Exercise requirements ▸ Whatever appears in the records, write it out again exactly.
"""
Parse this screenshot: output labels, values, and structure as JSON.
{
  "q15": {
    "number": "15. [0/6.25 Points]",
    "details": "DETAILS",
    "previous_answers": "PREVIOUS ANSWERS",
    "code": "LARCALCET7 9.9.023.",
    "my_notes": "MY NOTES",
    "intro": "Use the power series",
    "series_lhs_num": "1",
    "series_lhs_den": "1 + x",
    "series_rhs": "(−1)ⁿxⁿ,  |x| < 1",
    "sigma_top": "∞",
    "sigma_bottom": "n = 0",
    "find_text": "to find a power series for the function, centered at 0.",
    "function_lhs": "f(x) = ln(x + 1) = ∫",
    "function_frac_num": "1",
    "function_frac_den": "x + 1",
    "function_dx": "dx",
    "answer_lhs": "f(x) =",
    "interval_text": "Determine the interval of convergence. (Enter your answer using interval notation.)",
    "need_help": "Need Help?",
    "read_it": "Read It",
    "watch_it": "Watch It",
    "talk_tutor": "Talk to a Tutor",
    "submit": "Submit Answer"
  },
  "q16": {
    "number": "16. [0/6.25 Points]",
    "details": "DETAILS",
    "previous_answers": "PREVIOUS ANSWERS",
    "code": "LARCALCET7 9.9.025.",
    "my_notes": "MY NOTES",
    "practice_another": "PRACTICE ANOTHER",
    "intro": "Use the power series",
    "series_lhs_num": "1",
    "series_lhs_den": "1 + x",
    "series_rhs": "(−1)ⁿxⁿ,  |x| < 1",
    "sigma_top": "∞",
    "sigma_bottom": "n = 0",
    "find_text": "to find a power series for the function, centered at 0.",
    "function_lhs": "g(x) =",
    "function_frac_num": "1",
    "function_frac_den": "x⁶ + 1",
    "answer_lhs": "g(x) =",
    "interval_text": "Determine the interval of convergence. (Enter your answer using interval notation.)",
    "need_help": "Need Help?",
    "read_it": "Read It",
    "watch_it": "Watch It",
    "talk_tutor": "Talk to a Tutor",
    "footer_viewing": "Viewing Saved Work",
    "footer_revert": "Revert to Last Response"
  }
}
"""
Result of this task ▸
Parse this screenshot: output labels, values, and structure as JSON.
{
  "q15": {
    "number": "15. [0/6.25 Points]",
    "details": "DETAILS",
    "previous_answers": "PREVIOUS ANSWERS",
    "code": "LARCALCET7 9.9.023.",
    "my_notes": "MY NOTES",
    "intro": "Use the power series",
    "series_lhs_num": "1",
    "series_lhs_den": "1 + x",
    "series_rhs": "(−1)ⁿxⁿ,  |x| < 1",
    "sigma_top": "∞",
    "sigma_bottom": "n = 0",
    "find_text": "to find a power series for the function, centered at 0.",
    "function_lhs": "f(x) = ln(x + 1) = ∫",
    "function_frac_num": "1",
    "function_frac_den": "x + 1",
    "function_dx": "dx",
    "answer_lhs": "f(x) =",
    "interval_text": "Determine the interval of convergence. (Enter your answer using interval notation.)",
    "need_help": "Need Help?",
    "read_it": "Read It",
    "watch_it": "Watch It",
    "talk_tutor": "Talk to a Tutor",
    "submit": "Submit Answer"
  },
  "q16": {
    "number": "16. [0/6.25 Points]",
    "details": "DETAILS",
    "previous_answers": "PREVIOUS ANSWERS",
    "code": "LARCALCET7 9.9.025.",
    "my_notes": "MY NOTES",
    "practice_another": "PRACTICE ANOTHER",
    "intro": "Use the power series",
    "series_lhs_num": "1",
    "series_lhs_den": "1 + x",
    "series_rhs": "(−1)ⁿxⁿ,  |x| < 1",
    "sigma_top": "∞",
    "sigma_bottom": "n = 0",
    "find_text": "to find a power series for the function, centered at 0.",
    "function_lhs": "g(x) =",
    "function_frac_num": "1",
    "function_frac_den": "x⁶ + 1",
    "answer_lhs": "g(x) =",
    "interval_text": "Determine the interval of convergence. (Enter your answer using interval notation.)",
    "need_help": "Need Help?",
    "read_it": "Read It",
    "watch_it": "Watch It",
    "talk_tutor": "Talk to a Tutor",
    "footer_viewing": "Viewing Saved Work",
    "footer_revert": "Revert to Last Response"
  }
}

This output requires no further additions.